[Data excerpts]
*** Block opens ***

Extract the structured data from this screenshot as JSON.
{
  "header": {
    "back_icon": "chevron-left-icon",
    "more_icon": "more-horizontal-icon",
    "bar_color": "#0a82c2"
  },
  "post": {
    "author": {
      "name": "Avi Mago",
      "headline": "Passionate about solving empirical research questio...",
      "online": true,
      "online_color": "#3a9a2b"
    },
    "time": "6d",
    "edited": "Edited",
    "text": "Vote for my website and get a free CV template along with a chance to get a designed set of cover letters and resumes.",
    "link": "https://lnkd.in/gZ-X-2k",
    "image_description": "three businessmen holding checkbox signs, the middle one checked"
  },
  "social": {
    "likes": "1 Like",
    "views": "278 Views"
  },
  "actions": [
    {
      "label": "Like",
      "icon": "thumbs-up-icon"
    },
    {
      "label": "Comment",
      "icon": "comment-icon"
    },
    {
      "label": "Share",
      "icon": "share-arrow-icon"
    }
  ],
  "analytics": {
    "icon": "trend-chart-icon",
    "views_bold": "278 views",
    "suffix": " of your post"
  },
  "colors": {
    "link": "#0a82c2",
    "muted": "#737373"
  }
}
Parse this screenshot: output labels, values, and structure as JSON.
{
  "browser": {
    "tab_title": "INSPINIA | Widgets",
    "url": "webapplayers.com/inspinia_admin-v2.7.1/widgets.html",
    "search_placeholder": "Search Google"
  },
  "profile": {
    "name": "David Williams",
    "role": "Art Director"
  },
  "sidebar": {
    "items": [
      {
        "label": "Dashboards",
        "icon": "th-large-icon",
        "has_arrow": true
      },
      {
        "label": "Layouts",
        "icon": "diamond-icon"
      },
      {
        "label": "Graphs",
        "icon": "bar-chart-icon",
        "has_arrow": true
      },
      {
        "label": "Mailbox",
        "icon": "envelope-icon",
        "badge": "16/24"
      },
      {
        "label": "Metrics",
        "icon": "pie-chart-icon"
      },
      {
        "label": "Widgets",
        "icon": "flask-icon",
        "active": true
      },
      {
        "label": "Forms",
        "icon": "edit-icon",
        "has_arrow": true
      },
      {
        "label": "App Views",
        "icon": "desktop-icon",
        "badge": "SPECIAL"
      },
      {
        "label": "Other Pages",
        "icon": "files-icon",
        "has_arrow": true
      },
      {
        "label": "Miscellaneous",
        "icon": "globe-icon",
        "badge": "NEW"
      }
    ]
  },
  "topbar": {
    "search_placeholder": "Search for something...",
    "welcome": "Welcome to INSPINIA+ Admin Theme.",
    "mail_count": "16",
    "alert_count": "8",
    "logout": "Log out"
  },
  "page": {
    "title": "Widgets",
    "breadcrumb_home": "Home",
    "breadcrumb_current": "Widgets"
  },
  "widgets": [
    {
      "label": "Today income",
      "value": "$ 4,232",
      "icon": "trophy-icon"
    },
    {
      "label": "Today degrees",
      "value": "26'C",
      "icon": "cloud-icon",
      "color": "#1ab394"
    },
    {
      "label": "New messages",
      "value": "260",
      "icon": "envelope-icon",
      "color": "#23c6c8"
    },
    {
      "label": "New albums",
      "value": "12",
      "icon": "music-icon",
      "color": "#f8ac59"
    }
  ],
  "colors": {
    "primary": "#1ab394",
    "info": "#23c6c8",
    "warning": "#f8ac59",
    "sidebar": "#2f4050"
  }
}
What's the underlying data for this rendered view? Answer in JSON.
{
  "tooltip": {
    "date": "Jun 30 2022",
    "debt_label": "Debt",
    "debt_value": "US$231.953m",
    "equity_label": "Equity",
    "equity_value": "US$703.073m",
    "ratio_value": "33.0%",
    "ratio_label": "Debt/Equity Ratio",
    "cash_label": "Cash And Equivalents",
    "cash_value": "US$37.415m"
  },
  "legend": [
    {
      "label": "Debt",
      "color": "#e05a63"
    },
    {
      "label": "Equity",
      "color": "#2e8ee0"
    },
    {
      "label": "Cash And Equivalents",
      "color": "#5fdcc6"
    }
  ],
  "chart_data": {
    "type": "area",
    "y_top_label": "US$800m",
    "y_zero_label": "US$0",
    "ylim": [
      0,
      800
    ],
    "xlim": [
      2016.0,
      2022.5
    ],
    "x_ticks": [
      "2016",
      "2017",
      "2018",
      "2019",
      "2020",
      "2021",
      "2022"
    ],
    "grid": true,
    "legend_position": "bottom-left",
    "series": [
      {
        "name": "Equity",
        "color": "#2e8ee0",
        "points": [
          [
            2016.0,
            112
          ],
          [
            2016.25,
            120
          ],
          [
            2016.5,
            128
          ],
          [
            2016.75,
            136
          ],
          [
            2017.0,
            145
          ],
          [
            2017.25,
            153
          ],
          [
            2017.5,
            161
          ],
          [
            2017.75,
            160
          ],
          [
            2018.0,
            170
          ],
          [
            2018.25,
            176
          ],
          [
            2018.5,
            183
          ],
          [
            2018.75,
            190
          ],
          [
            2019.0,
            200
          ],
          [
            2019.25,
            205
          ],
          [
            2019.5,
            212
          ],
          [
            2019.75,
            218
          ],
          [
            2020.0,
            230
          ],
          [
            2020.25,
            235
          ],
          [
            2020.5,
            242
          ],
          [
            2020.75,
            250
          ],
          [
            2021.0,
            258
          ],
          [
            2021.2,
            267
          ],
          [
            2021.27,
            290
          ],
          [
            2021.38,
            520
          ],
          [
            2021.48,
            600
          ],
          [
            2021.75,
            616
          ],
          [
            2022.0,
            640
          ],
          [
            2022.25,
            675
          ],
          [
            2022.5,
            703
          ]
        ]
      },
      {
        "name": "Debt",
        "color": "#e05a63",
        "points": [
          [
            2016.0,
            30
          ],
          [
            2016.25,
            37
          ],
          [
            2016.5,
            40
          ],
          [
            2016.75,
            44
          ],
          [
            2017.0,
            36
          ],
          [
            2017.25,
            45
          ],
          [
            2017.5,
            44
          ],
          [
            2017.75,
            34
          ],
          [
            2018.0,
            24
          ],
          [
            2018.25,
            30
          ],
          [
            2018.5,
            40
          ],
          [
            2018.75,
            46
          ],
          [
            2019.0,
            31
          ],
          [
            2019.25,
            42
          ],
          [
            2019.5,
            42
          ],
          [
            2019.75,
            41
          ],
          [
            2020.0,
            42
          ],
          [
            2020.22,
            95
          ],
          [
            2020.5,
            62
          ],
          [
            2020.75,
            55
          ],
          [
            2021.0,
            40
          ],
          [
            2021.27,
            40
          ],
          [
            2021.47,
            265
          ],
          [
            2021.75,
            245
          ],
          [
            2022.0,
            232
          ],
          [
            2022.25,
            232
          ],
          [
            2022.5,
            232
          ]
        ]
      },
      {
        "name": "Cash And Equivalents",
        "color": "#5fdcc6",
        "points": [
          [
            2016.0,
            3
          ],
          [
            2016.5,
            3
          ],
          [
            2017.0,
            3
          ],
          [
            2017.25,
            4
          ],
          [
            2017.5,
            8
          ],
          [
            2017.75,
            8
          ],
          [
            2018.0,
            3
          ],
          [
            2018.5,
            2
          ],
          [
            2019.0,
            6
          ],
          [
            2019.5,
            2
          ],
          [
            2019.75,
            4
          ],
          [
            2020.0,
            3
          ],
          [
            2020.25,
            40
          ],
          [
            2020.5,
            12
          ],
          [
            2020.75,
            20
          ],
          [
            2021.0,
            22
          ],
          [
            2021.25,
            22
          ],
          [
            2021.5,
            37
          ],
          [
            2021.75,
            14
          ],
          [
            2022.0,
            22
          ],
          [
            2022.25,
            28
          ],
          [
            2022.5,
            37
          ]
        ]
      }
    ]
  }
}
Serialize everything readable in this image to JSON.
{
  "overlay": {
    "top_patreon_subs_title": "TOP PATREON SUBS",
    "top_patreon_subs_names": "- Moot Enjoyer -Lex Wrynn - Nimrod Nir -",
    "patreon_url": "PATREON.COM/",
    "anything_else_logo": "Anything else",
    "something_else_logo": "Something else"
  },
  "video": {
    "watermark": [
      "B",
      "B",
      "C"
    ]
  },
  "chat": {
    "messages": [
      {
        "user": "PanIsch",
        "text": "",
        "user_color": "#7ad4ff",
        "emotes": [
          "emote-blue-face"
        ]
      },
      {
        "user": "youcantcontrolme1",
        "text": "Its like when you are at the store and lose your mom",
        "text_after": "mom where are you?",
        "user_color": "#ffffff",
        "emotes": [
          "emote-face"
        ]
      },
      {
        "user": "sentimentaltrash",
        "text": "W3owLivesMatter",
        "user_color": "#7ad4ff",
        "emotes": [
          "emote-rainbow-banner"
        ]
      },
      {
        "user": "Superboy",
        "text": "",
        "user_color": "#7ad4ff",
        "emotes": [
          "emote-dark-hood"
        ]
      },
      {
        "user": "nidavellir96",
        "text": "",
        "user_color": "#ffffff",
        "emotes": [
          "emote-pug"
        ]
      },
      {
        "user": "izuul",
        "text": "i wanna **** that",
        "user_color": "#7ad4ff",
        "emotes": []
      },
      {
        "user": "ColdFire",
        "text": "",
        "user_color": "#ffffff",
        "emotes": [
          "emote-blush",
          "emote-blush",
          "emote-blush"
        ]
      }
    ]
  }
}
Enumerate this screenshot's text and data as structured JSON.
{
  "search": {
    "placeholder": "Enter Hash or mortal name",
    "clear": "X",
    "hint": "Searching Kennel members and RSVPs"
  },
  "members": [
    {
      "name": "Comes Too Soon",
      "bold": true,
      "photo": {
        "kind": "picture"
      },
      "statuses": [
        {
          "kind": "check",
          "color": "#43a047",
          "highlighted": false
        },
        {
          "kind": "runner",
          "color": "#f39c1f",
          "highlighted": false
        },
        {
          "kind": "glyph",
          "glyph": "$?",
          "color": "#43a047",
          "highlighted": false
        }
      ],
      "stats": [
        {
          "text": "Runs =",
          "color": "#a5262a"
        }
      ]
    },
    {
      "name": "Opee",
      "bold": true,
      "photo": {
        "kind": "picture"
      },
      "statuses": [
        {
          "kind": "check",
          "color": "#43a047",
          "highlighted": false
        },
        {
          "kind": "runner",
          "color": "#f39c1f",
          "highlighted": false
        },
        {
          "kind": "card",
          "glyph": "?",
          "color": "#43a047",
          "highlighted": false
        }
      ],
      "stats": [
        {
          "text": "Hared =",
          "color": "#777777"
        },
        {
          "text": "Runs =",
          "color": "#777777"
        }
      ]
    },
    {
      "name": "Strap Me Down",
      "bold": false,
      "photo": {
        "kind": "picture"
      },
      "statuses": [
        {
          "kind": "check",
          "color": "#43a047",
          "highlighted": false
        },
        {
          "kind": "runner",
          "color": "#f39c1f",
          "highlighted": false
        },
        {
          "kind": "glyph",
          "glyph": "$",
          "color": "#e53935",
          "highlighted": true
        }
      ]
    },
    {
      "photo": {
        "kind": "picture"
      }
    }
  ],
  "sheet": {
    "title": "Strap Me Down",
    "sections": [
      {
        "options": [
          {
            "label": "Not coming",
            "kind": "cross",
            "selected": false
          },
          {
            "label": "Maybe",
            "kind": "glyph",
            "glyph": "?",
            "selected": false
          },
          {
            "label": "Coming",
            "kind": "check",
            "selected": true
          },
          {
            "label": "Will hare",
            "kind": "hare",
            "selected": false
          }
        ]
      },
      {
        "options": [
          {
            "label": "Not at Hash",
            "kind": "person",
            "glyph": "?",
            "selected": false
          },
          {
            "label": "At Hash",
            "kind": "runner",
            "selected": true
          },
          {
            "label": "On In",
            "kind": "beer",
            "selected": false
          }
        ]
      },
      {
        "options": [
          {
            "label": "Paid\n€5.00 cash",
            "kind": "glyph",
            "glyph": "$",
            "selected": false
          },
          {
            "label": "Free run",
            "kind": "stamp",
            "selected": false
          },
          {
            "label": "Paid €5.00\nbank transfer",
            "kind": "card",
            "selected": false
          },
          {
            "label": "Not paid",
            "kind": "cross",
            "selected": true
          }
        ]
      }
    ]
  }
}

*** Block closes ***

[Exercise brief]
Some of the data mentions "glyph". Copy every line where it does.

[Task output]
          "kind": "glyph",
          "glyph": "$?",
          "glyph": "?",
          "kind": "glyph",
          "glyph": "$",
            "kind": "glyph",
            "glyph": "?",
            "glyph": "?",
            "kind": "glyph",
            "glyph": "$",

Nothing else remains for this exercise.